Technical analysis indicates that $1.0 is the next large resistance area in the stock with lesser resistance at $0.70. A close above the latter price could be construed as bullish with a decent upside as the company continues to restructure. With about $44 million in cash with net inventories of about $83 million at the end of the first quarter, the company is struggling to survive. An April 25 press release from the company offers investors some hope as Powerwave announced it had sold its Chinese manufacturing facility to Shenzhen Tatfook Technology for $12.5 million and had agreed to a long-term supply agreement helping to ensure Powerwave's future as indicated in the announcement
Powerwave will license Tatfook to manufacture and sell selected antenna and tower mounted amplifier products within the China market under a license and manufacturing agreement. Tatfook will pay an upfront license fee of US$5 million under the license and manufacturing agreement as well as ongoing royalty fees on future product sales. Also upon closing of the transaction, Tatfook will enter into a strategic supply agreement with Powerwave where Powerwave can benefit from Tatfook's low cost structure and strategic manufacturing capabilities.
The aforementioned companies each represent phenomenal upside potential and downside risk for investors. Positive news indicating turnaround for any of these companies can present impressive upside as indicated by the 52-week highs for each of these. However, with financials in question for each of these, the downside risk is also great. Wise stop limits are advisable for any investment; however, there is no guarantee these sells would activate quickly enough to protect from substantial loss in the event there is a catastrophic drop in share price. HUSA and CHTP are both trading over $1 at the time of this article, and many investors are likely already placing bets on the hope that the bottoms are now in and they could trade at and above that level as the share price stabilizes.
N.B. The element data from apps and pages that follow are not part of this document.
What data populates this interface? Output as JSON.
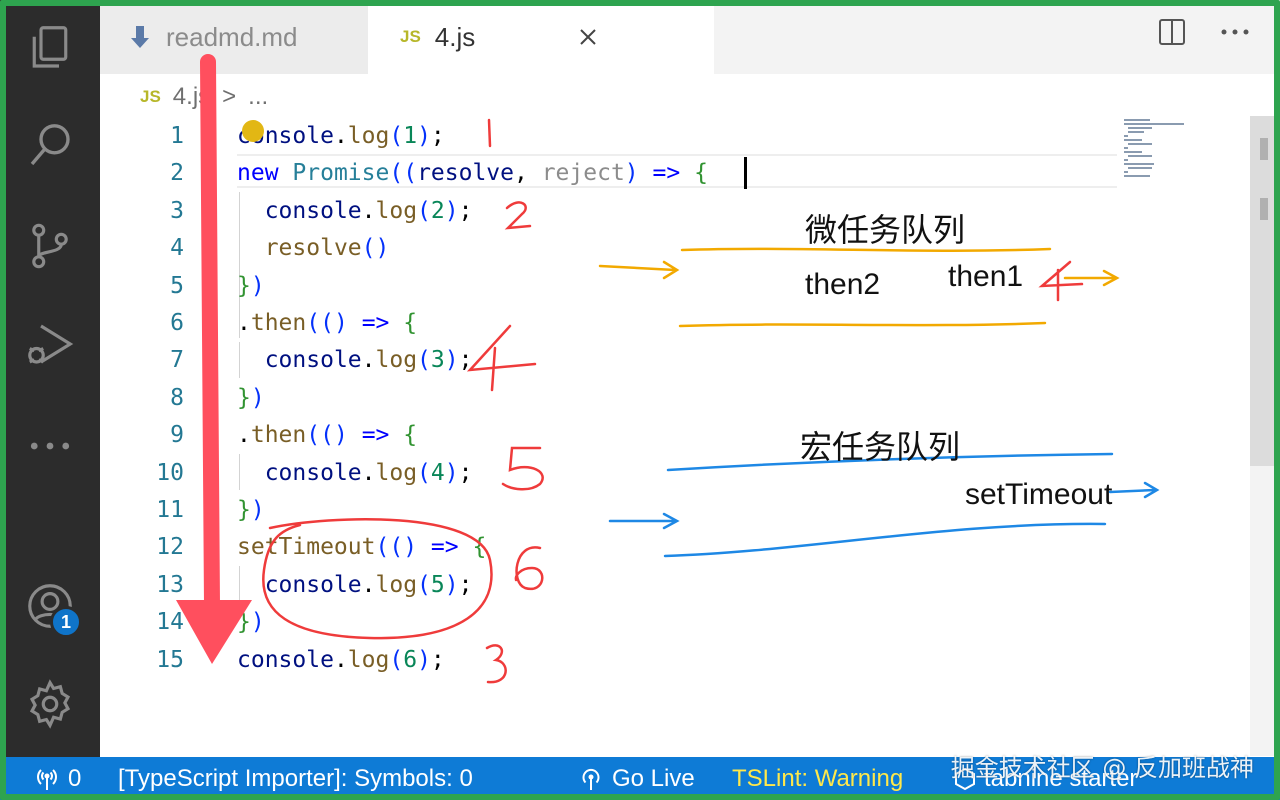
{
  "tabs": [
    {
      "label": "readmd.md",
      "icon": "markdown-download-icon"
    },
    {
      "label": "4.js",
      "type_tag": "JS",
      "close": "close-icon"
    }
  ],
  "breadcrumb": {
    "tag": "JS",
    "file": "4.js",
    "sep": ">",
    "more": "..."
  },
  "code": [
    {
      "n": "1",
      "text": "console.log(1);"
    },
    {
      "n": "2",
      "text": "new Promise((resolve, reject) => {"
    },
    {
      "n": "3",
      "text": "  console.log(2);"
    },
    {
      "n": "4",
      "text": "  resolve()"
    },
    {
      "n": "5",
      "text": "})"
    },
    {
      "n": "6",
      "text": ".then(() => {"
    },
    {
      "n": "7",
      "text": "  console.log(3);"
    },
    {
      "n": "8",
      "text": "})"
    },
    {
      "n": "9",
      "text": ".then(() => {"
    },
    {
      "n": "10",
      "text": "  console.log(4);"
    },
    {
      "n": "11",
      "text": "})"
    },
    {
      "n": "12",
      "text": "setTimeout(() => {"
    },
    {
      "n": "13",
      "text": "  console.log(5);"
    },
    {
      "n": "14",
      "text": "})"
    },
    {
      "n": "15",
      "text": "console.log(6);"
    }
  ],
  "annotations": {
    "micro_title": "微任务队列",
    "micro_items": [
      "then2",
      "then1"
    ],
    "macro_title": "宏任务队列",
    "macro_items": [
      "setTimeout"
    ]
  },
  "activity": {
    "badge": "1"
  },
  "statusbar": {
    "remote": "0",
    "importer": "[TypeScript Importer]: Symbols: 0",
    "golive": "Go Live",
    "tslint": "TSLint: Warning",
    "tabnine": "tabnine starter"
  },
  "watermark": "掘金技术社区 @ 反加班战神",
  "colors": {
    "status": "#0e7bd6",
    "activity": "#2c2c2c",
    "frame": "#2ea44f",
    "anno_red": "#ef3b3b",
    "anno_orange": "#f2a900",
    "anno_blue": "#1e88e5"
  }
}
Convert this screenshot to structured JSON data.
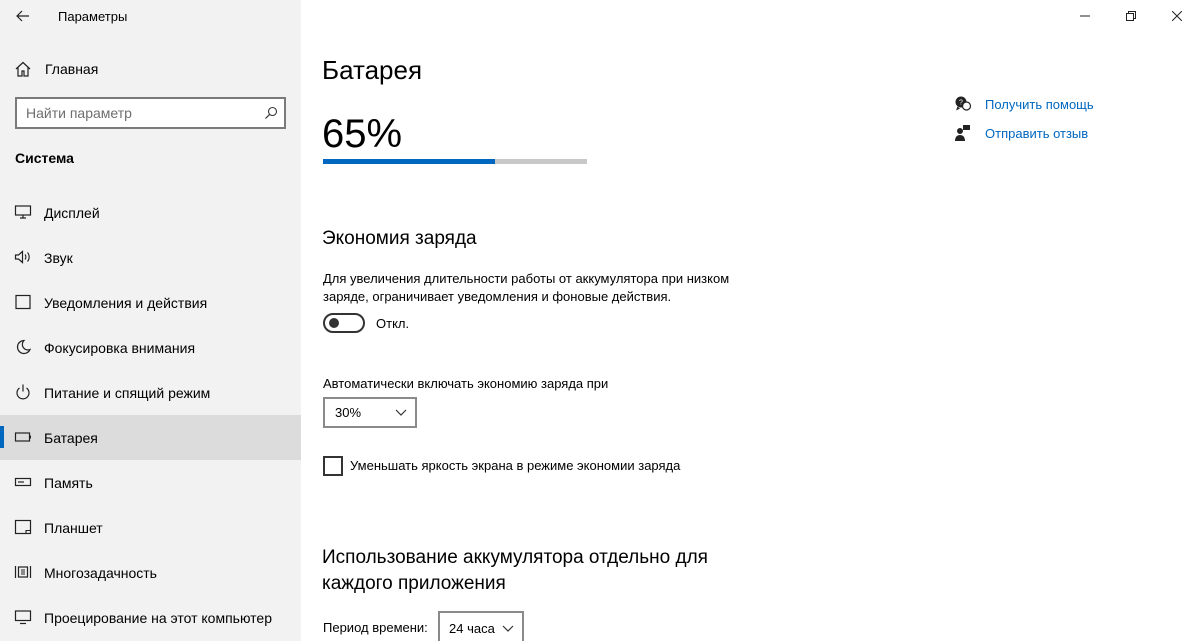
{
  "window": {
    "title": "Параметры"
  },
  "sidebar": {
    "home_label": "Главная",
    "search_placeholder": "Найти параметр",
    "group_title": "Система",
    "items": [
      {
        "label": "Дисплей",
        "icon": "display-icon"
      },
      {
        "label": "Звук",
        "icon": "speaker-icon"
      },
      {
        "label": "Уведомления и действия",
        "icon": "notifications-icon"
      },
      {
        "label": "Фокусировка внимания",
        "icon": "moon-icon"
      },
      {
        "label": "Питание и спящий режим",
        "icon": "power-icon"
      },
      {
        "label": "Батарея",
        "icon": "battery-icon",
        "active": true
      },
      {
        "label": "Память",
        "icon": "storage-icon"
      },
      {
        "label": "Планшет",
        "icon": "tablet-icon"
      },
      {
        "label": "Многозадачность",
        "icon": "multitasking-icon"
      },
      {
        "label": "Проецирование на этот компьютер",
        "icon": "projecting-icon"
      }
    ]
  },
  "main": {
    "title": "Батарея",
    "battery_percent_text": "65%",
    "battery_level": 0.65,
    "saver": {
      "title": "Экономия заряда",
      "description": "Для увеличения длительности работы от аккумулятора при низком заряде, ограничивает уведомления и фоновые действия.",
      "toggle_state": "Откл.",
      "auto_label": "Автоматически включать экономию заряда при",
      "auto_value": "30%",
      "brightness_label": "Уменьшать яркость экрана в режиме экономии заряда",
      "brightness_checked": false
    },
    "usage": {
      "title": "Использование аккумулятора отдельно для каждого приложения",
      "period_label": "Период времени:",
      "period_value": "24 часа"
    },
    "help": {
      "get_help": "Получить помощь",
      "send_feedback": "Отправить отзыв"
    }
  },
  "colors": {
    "accent": "#0067c0",
    "sidebar_bg": "#f2f2f2",
    "active_bg": "#dcdcdc"
  }
}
Investors are advised to perform their own research on these companies and their likelihood at profitability in the upcoming months and look for potential catalysts. CHTP has a good chance of success with Northera per its completed phase III trial data. Additional efficacy and durability data will likely confirm the original data set, but the question of when still remains with the company's cash position dwindling although at a much reduced rate due to company restructuring. HUSA's short term hopes depend on finding oil at Zorro Gris' CPO 4 well. Failure there may further degrade shareholder confidence in the company and its business strategy.
HUSA's total assets as of March 31st totaled $31.6 million with the company having about $2.95 million in cash at that time compared to $9.93 1Q 2011. In order to remain listed on NYSE, to gain shareholder confidence and to reach profitability, HUSA needs to make big changes and in a hurry as the SEC and now judicial officials are both watching the company with an eagle eye.
PWAV's situation is also grim. The company is showing signs of improvement but is over 50% away from the critical $1 mark in order to regain compliance without yet another reverse split. Caution is urged in investing in each of these companies with upside and downside potential being great for each.
Disclosure: I am long HUSA.